The game will be played on Wednesday to avoid a conflict with President Barack Obama’s Thursday night speech at the Democratic National Convention.
The Super Bowl XLVI-champion New York Giants will host the regular-season opener at MetLife Stadium. NBC will televise the game at 8:30 p.m. ET, with "NFL Kickoff 2012" beginning at 7:30 p.m. ET. - NFL.com
On paper, President Obama?s speech to the United Auto Workers this morning isn?t any different than the speech he gave in Osawatomie, Kansas at the beginning of the year, or the one he gave announcing the American Jobs Act last fall. Boiled down, each is a populist call to reject tax cuts for the wealthy, and push for greater fairness and mobility in the economy. Where today?s speech stands apart is in the actual presentation; this stands as one of the most aggressive speeches Obama has delivered, with a barrage of attacks on the Republican Party and its presidential candidates.
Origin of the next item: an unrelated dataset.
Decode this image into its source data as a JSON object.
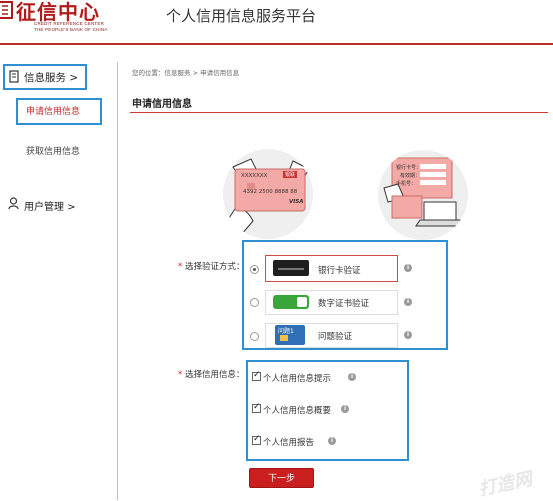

The president ripped into Mitt Romney?s position on the automobile bailout calling him out for his opposition??Some even said we should 'let Detroit go bankrupt.'??and then ridiculing him for his refusal to accept its success. He inveighed against the GOP?s hostility to labor unions, calling it ?a load of you-know-what,? and used the auto-bailouts as a departure point for his larger argument: that this is an election of fundamental differences, where Republicans place a greater value on the wants and interests of the wealthiest Americans, and Democrats want to want to preserve and expand opportunity for as many people as possible:
You want to talk about values? Hard work?that?s a value. Looking out for one another?that?s a value. The idea that we?re all in it together?that I am my brother?s keeper; I am my sister?s keeper?that is a value. [?]
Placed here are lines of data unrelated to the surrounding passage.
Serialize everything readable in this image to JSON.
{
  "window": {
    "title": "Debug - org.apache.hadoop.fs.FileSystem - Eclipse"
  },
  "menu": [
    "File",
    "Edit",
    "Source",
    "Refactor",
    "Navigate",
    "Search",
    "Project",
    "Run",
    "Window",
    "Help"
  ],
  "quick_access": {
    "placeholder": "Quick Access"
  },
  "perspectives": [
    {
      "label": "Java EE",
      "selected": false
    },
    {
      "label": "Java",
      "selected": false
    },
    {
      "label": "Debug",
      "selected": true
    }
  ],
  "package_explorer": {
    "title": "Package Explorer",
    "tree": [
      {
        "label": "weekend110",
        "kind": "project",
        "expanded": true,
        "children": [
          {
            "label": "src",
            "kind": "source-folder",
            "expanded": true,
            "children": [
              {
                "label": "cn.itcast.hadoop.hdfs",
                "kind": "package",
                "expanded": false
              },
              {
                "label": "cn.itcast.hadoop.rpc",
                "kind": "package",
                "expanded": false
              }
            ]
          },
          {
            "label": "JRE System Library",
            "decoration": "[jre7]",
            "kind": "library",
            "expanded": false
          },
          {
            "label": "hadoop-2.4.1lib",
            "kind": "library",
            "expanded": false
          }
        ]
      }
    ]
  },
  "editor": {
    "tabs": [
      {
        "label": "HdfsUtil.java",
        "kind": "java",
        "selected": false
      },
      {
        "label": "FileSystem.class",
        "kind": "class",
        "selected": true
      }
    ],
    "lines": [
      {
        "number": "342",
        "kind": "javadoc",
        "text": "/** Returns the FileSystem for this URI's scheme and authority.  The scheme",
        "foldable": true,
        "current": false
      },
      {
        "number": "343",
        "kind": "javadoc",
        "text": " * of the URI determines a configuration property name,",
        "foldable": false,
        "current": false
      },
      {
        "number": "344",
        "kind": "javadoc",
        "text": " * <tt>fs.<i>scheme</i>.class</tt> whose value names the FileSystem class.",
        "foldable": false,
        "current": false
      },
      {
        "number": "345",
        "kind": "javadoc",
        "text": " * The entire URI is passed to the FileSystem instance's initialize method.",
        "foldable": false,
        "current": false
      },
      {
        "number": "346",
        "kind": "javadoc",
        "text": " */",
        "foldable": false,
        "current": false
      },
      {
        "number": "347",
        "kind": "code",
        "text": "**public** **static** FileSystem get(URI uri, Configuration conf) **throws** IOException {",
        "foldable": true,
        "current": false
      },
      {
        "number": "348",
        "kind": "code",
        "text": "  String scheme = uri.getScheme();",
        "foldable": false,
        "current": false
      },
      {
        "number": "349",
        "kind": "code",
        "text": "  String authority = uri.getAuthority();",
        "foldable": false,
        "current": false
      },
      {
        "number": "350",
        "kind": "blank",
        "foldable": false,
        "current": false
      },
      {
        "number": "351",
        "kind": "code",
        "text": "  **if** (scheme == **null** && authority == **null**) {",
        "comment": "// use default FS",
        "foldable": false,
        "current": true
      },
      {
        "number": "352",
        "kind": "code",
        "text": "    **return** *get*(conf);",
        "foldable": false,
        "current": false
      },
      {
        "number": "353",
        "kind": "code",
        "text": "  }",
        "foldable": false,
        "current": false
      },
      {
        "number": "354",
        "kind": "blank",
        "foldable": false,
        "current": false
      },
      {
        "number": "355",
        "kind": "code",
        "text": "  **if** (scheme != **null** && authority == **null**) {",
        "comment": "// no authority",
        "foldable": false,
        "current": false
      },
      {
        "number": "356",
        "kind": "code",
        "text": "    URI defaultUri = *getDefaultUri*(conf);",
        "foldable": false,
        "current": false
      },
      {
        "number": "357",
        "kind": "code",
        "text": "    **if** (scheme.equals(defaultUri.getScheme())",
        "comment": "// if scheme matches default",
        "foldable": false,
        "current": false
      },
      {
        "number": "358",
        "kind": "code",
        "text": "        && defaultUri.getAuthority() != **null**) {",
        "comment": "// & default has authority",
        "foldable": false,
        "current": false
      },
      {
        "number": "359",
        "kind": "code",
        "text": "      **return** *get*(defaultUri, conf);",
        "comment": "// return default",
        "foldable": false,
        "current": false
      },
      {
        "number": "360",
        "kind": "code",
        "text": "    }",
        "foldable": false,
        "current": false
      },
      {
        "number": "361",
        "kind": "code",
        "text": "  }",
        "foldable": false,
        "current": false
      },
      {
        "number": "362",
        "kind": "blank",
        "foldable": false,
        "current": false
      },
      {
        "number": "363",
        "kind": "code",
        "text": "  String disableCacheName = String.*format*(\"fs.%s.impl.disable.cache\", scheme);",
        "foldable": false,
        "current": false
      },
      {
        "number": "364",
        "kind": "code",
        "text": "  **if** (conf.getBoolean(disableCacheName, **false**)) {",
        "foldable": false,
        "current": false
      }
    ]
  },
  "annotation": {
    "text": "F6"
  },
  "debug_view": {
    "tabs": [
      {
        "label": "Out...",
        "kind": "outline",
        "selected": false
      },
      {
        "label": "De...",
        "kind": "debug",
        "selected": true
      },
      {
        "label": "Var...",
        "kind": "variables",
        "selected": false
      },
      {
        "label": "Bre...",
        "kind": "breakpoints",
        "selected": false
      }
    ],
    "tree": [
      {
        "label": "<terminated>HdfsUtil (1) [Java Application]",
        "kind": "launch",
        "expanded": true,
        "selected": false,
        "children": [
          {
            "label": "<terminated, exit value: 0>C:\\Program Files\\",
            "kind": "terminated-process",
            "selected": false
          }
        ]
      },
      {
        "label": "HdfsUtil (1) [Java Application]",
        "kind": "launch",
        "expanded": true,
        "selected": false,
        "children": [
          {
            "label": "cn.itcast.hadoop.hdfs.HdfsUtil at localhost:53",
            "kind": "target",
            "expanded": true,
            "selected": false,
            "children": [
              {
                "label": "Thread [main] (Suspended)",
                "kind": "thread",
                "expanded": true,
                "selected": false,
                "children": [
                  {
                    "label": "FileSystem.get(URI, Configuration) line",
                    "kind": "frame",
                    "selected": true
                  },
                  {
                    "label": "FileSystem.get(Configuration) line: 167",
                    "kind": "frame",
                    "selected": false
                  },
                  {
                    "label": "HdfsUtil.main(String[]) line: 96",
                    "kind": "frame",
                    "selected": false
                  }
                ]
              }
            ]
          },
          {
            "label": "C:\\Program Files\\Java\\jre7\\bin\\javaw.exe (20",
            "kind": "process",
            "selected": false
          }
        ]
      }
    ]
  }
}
We will not settle for a country where a few people do really well, and everyone else struggles to get by. We?re fighting for an economy where everyone gets a fair shot, everyone does their fair share, and everyone plays by the same rules. We will not go back to an economy weakened by outsourcing, bad debt, and phony profits. We?re fighting for an economy that?s built to last?one built on things like education, energy, manufacturing things the rest of the world wants to buy, and restoring the values that made this country great: Hard work. Fair play. The opportunity to make it if you try. And the responsibility to reach back and help someone else make it, too.
The Republican Party?s argument for in this election?regardless of who wins the nomination?is simple: we have to shrink government to save the economy. And to illustrate the case, they?ll present health care reform, the stimulus, and the bailouts as ?big government? policies that harmed the economy, and kept it from recovery.
This speech sums up President Obama?s response; government is one of the ways in which we provide opportunity for anyone who wants it, and Republicans want to eliminate that, for the sake of giving more and greater advantages to the wealthy and privileged.
The Republican presidential candidates should take note. So far, they?ve been in a bubble of constant conservative affirmation. But in a few short months, one of them will enter the general election, and will have to face off against an aggressive and confident incumbent.